The Directorate said in a statement on Wednesday that investigations have exposed the shadowy deals involving current and former employees in the Teacher’s Service Commission.
According to the DCI, the cartel, allegedly led by former TSC employees has been defrauding Kenyans over promises of promotions and transfers to renowned established schools.
The commission had received numerous complaints from teachers, who had been defrauded huge sums of money forcing TSC CEO Nancy Macharia to request an in-depth probe by the DCI.
“In a letter written by the Commission’s CEO on May 21, inviting DCI to conduct detailed investigations into the syndicate, Macharia revealed how fraudsters had opened several fake Facebook accounts in her name, and defrauded unsuspecting teachers millions of shillings, on the promise that she would offer them employment opportunities at a fee,” the DCI said in the statement.
The report of the investigation revealed that hundreds of teachers including the retired were left poor and hopeless after falling into the scam.
“In a well-choreographed syndicate, detectives established that the mastermind of the scheme Japheth Kyalo Kioko, is a former records management employee at the commission, who graduated from the University of Nairobi with a degree in Human Resources,” the DCI said.
Kyalo was dismissed from the commission in 2014 on grounds of alleged questionable integrity.
It is believed that he recruited TSC principal accountant Jeremiah Musyoka Talu in his network making him share teachers’ personal information which he had retrieved discreetly from the Commission’s database.
With the information, Musyoka would use the CEO’s fake accounts to lure unsuspecting applicants.
“In order to convince the applicants that they are actually communicating with the CEO, they share with the applicant their personal information as captured in the database such as the schools where they had applied to teach and the subjects they have applied to cover, the Directorate said.
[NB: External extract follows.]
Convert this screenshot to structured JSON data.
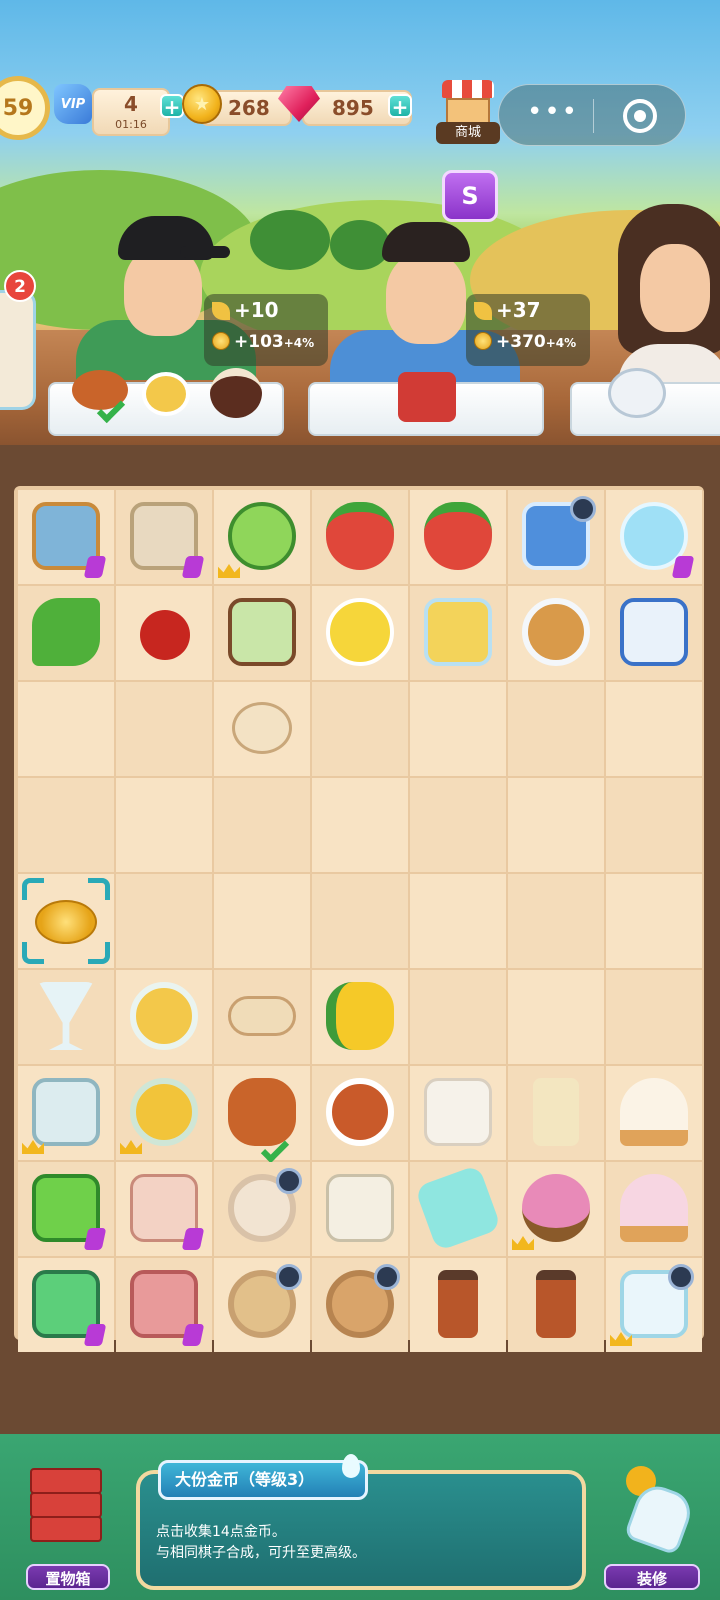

“Confronted with all these facts, the applicants fall for the trap hook, line, and sinker. They are asked to part with hundreds of thousands of shillings to secure the scarce opportunities, lest they are offered to other deserving applicants.”